WHAT NEEDS TO BE DONE>
A word-for-word copy of the data is what's wanted, with no pictures.

INPUT>
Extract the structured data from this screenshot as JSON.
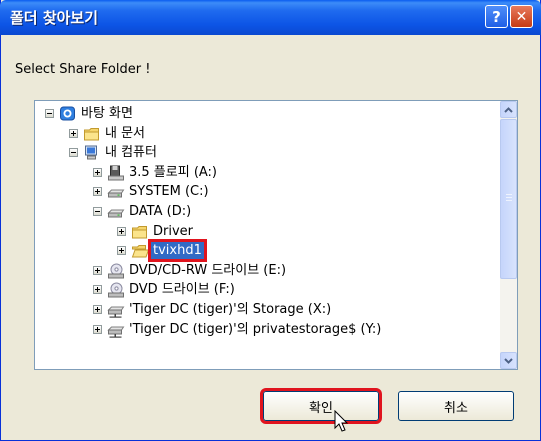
{
  "window": {
    "title": "폴더 찾아보기",
    "help_label": "?",
    "close_label": "✕"
  },
  "prompt": "Select Share Folder !",
  "tree": [
    {
      "label": "바탕 화면",
      "icon": "desktop-icon",
      "expander": "minus",
      "depth": 0
    },
    {
      "label": "내 문서",
      "icon": "folder-icon",
      "expander": "plus",
      "depth": 1
    },
    {
      "label": "내 컴퓨터",
      "icon": "computer-icon",
      "expander": "minus",
      "depth": 1
    },
    {
      "label": "3.5 플로피 (A:)",
      "icon": "floppy-icon",
      "expander": "plus",
      "depth": 2
    },
    {
      "label": "SYSTEM (C:)",
      "icon": "drive-icon",
      "expander": "plus",
      "depth": 2
    },
    {
      "label": "DATA (D:)",
      "icon": "drive-icon",
      "expander": "minus",
      "depth": 2
    },
    {
      "label": "Driver",
      "icon": "folder-icon",
      "expander": "plus",
      "depth": 3
    },
    {
      "label": "tvixhd1",
      "icon": "folder-open-icon",
      "expander": "plus",
      "depth": 3,
      "selected": true
    },
    {
      "label": "DVD/CD-RW 드라이브 (E:)",
      "icon": "cd-drive-icon",
      "expander": "plus",
      "depth": 2
    },
    {
      "label": "DVD 드라이브 (F:)",
      "icon": "cd-drive-icon",
      "expander": "plus",
      "depth": 2
    },
    {
      "label": "'Tiger DC (tiger)'의 Storage (X:)",
      "icon": "network-drive-icon",
      "expander": "plus",
      "depth": 2
    },
    {
      "label": "'Tiger DC (tiger)'의 privatestorage$ (Y:)",
      "icon": "network-drive-icon",
      "expander": "plus",
      "depth": 2
    }
  ],
  "buttons": {
    "ok": "확인",
    "cancel": "취소"
  },
  "colors": {
    "title_bar": "#0a5ce6",
    "dialog_bg": "#ece9d8",
    "selection": "#316ac5",
    "highlight_box": "#e0141e"
  }
}
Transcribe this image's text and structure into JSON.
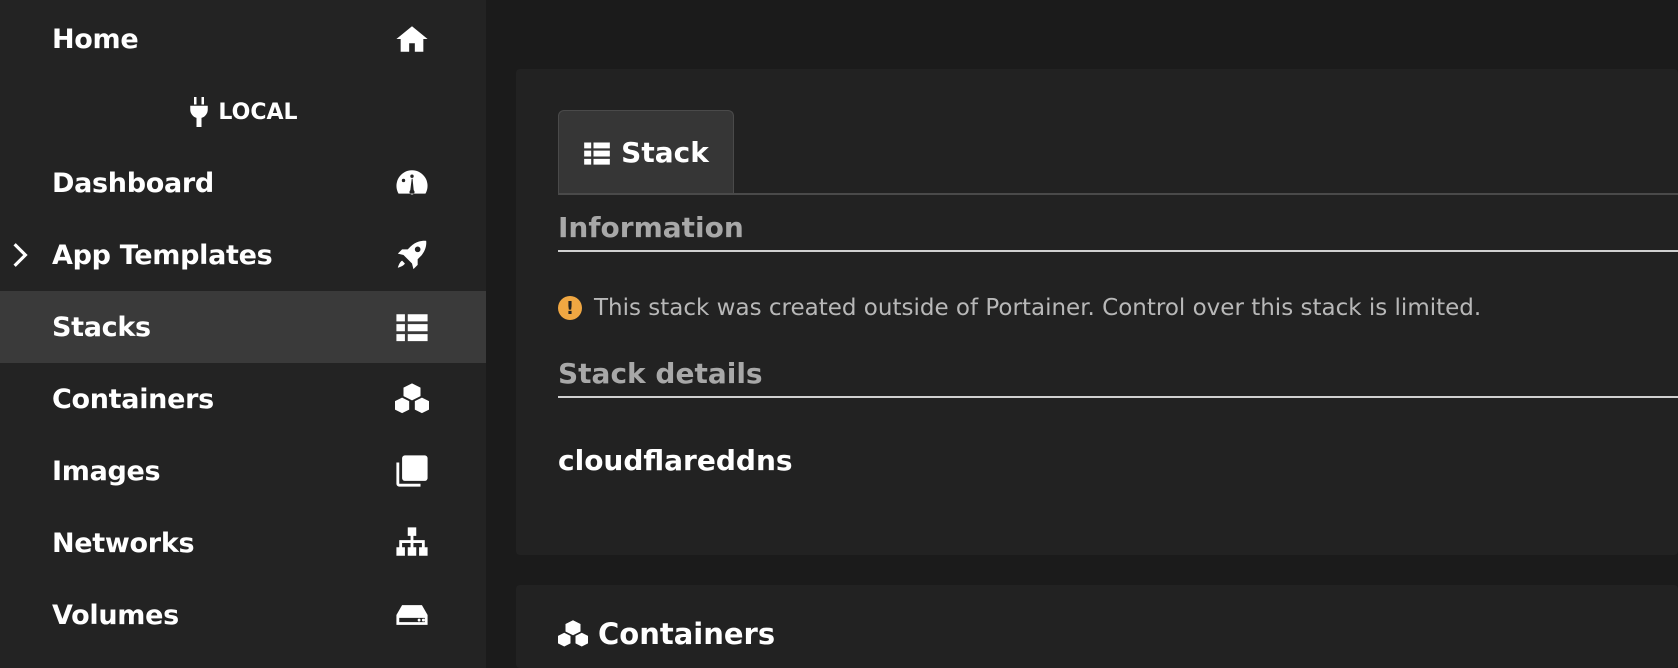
{
  "sidebar": {
    "home": {
      "label": "Home",
      "icon": "home-icon"
    },
    "environment": {
      "label": "LOCAL",
      "icon": "plug-icon"
    },
    "items": [
      {
        "label": "Dashboard",
        "icon": "tachometer-icon"
      },
      {
        "label": "App Templates",
        "icon": "rocket-icon",
        "expandable": true
      },
      {
        "label": "Stacks",
        "icon": "list-icon",
        "active": true
      },
      {
        "label": "Containers",
        "icon": "cubes-icon"
      },
      {
        "label": "Images",
        "icon": "clone-icon"
      },
      {
        "label": "Networks",
        "icon": "sitemap-icon"
      },
      {
        "label": "Volumes",
        "icon": "hdd-icon"
      }
    ]
  },
  "stack_panel": {
    "tab_label": "Stack",
    "information_title": "Information",
    "notice": "This stack was created outside of Portainer. Control over this stack is limited.",
    "details_title": "Stack details",
    "stack_name": "cloudflareddns"
  },
  "containers_panel": {
    "title": "Containers"
  },
  "colors": {
    "sidebar_bg": "#232323",
    "active_item_bg": "#3a3a3a",
    "panel_bg": "#222222",
    "warning": "#f0a742"
  }
}
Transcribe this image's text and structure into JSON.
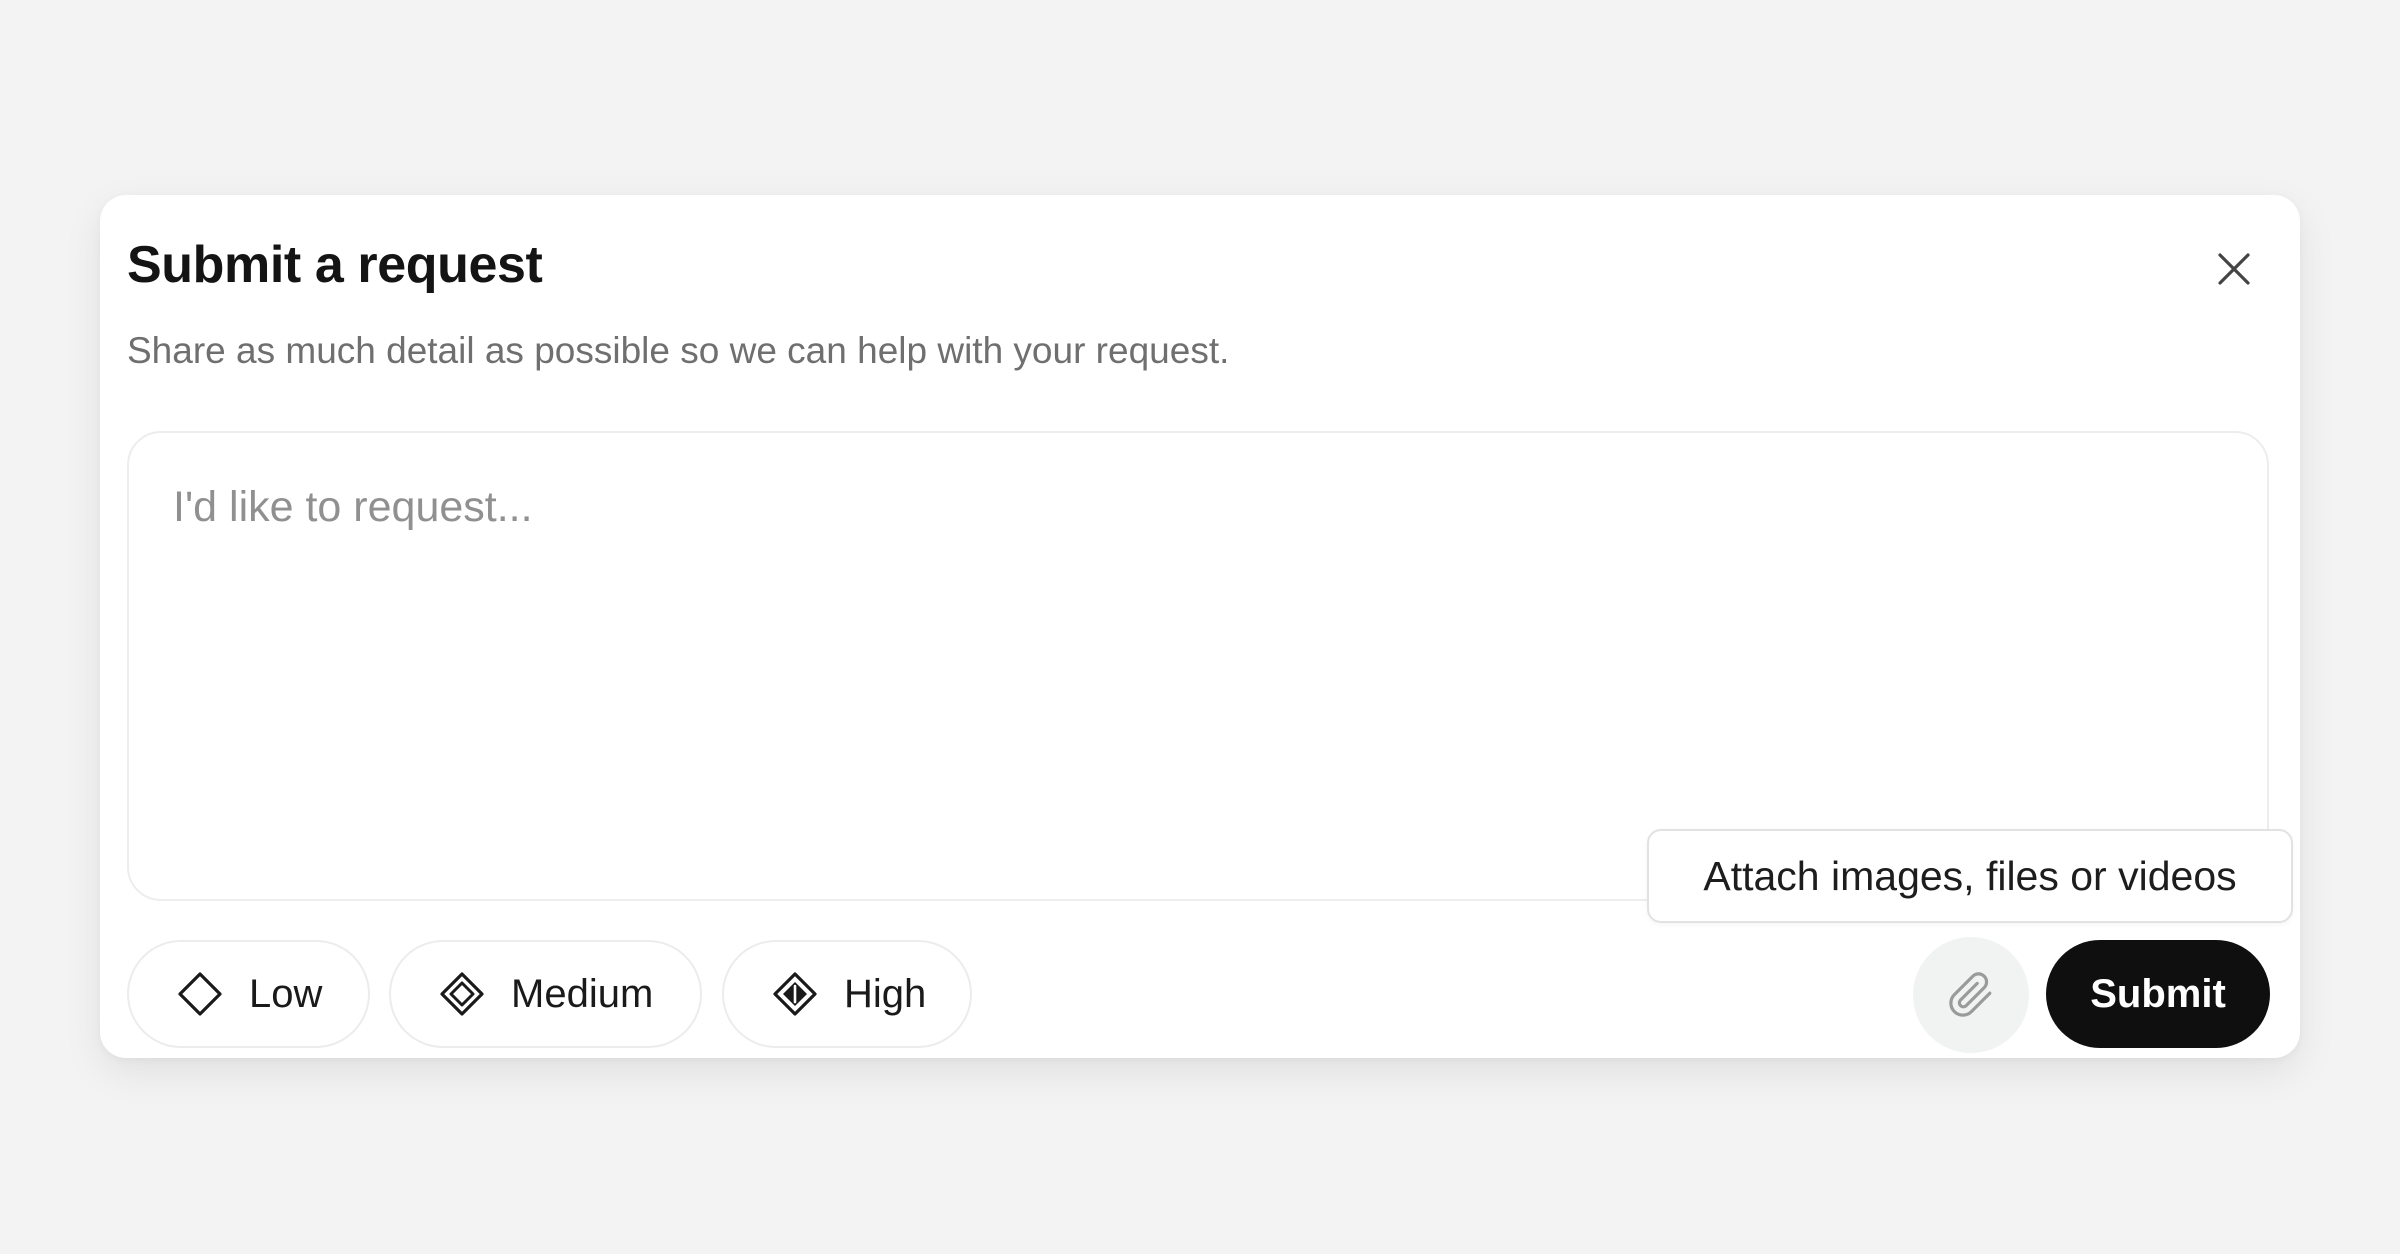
{
  "dialog": {
    "title": "Submit a request",
    "subtitle": "Share as much detail as possible so we can help with your request.",
    "close_icon": "close-icon"
  },
  "request_input": {
    "placeholder": "I'd like to request...",
    "value": ""
  },
  "priority": {
    "options": [
      {
        "label": "Low",
        "icon": "diamond-outline-icon"
      },
      {
        "label": "Medium",
        "icon": "diamond-double-outline-icon"
      },
      {
        "label": "High",
        "icon": "diamond-filled-icon"
      }
    ]
  },
  "attach": {
    "tooltip": "Attach images, files or videos",
    "icon": "paperclip-icon"
  },
  "actions": {
    "submit_label": "Submit"
  },
  "colors": {
    "background": "#f3f3f3",
    "dialog": "#ffffff",
    "submit_bg": "#0f0f0f",
    "submit_text": "#ffffff",
    "subtitle": "#6f6f6f",
    "placeholder": "#909090"
  }
}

EXPECTED ANSWER>
Extract the structured data from this screenshot as JSON.
{
  "window": {
    "title": "폴더 찾아보기",
    "help_label": "?",
    "close_label": "✕"
  },
  "prompt": "Select Share Folder !",
  "tree": [
    {
      "label": "바탕 화면",
      "icon": "desktop-icon",
      "expander": "minus",
      "depth": 0
    },
    {
      "label": "내 문서",
      "icon": "folder-icon",
      "expander": "plus",
      "depth": 1
    },
    {
      "label": "내 컴퓨터",
      "icon": "computer-icon",
      "expander": "minus",
      "depth": 1
    },
    {
      "label": "3.5 플로피 (A:)",
      "icon": "floppy-icon",
      "expander": "plus",
      "depth": 2
    },
    {
      "label": "SYSTEM (C:)",
      "icon": "drive-icon",
      "expander": "plus",
      "depth": 2
    },
    {
      "label": "DATA (D:)",
      "icon": "drive-icon",
      "expander": "minus",
      "depth": 2
    },
    {
      "label": "Driver",
      "icon": "folder-icon",
      "expander": "plus",
      "depth": 3
    },
    {
      "label": "tvixhd1",
      "icon": "folder-open-icon",
      "expander": "plus",
      "depth": 3,
      "selected": true
    },
    {
      "label": "DVD/CD-RW 드라이브 (E:)",
      "icon": "cd-drive-icon",
      "expander": "plus",
      "depth": 2
    },
    {
      "label": "DVD 드라이브 (F:)",
      "icon": "cd-drive-icon",
      "expander": "plus",
      "depth": 2
    },
    {
      "label": "'Tiger DC (tiger)'의 Storage (X:)",
      "icon": "network-drive-icon",
      "expander": "plus",
      "depth": 2
    },
    {
      "label": "'Tiger DC (tiger)'의 privatestorage$ (Y:)",
      "icon": "network-drive-icon",
      "expander": "plus",
      "depth": 2
    }
  ],
  "buttons": {
    "ok": "확인",
    "cancel": "취소"
  },
  "colors": {
    "title_bar": "#0a5ce6",
    "dialog_bg": "#ece9d8",
    "selection": "#316ac5",
    "highlight_box": "#e0141e"
  }
}
Transcribe this image's text and structure into JSON.
{
  "sidebar": {
    "home": {
      "label": "Home",
      "icon": "home-icon"
    },
    "environment": {
      "label": "LOCAL",
      "icon": "plug-icon"
    },
    "items": [
      {
        "label": "Dashboard",
        "icon": "tachometer-icon"
      },
      {
        "label": "App Templates",
        "icon": "rocket-icon",
        "expandable": true
      },
      {
        "label": "Stacks",
        "icon": "list-icon",
        "active": true
      },
      {
        "label": "Containers",
        "icon": "cubes-icon"
      },
      {
        "label": "Images",
        "icon": "clone-icon"
      },
      {
        "label": "Networks",
        "icon": "sitemap-icon"
      },
      {
        "label": "Volumes",
        "icon": "hdd-icon"
      }
    ]
  },
  "stack_panel": {
    "tab_label": "Stack",
    "information_title": "Information",
    "notice": "This stack was created outside of Portainer. Control over this stack is limited.",
    "details_title": "Stack details",
    "stack_name": "cloudflareddns"
  },
  "containers_panel": {
    "title": "Containers"
  },
  "colors": {
    "sidebar_bg": "#232323",
    "active_item_bg": "#3a3a3a",
    "panel_bg": "#222222",
    "warning": "#f0a742"
  }
}
Transcribe this image's text and structure into JSON.
{
  "dialog": {
    "title": "Submit a request",
    "subtitle": "Share as much detail as possible so we can help with your request.",
    "close_icon": "close-icon"
  },
  "request_input": {
    "placeholder": "I'd like to request...",
    "value": ""
  },
  "priority": {
    "options": [
      {
        "label": "Low",
        "icon": "diamond-outline-icon"
      },
      {
        "label": "Medium",
        "icon": "diamond-double-outline-icon"
      },
      {
        "label": "High",
        "icon": "diamond-filled-icon"
      }
    ]
  },
  "attach": {
    "tooltip": "Attach images, files or videos",
    "icon": "paperclip-icon"
  },
  "actions": {
    "submit_label": "Submit"
  },
  "colors": {
    "background": "#f3f3f3",
    "dialog": "#ffffff",
    "submit_bg": "#0f0f0f",
    "submit_text": "#ffffff",
    "subtitle": "#6f6f6f",
    "placeholder": "#909090"
  }
}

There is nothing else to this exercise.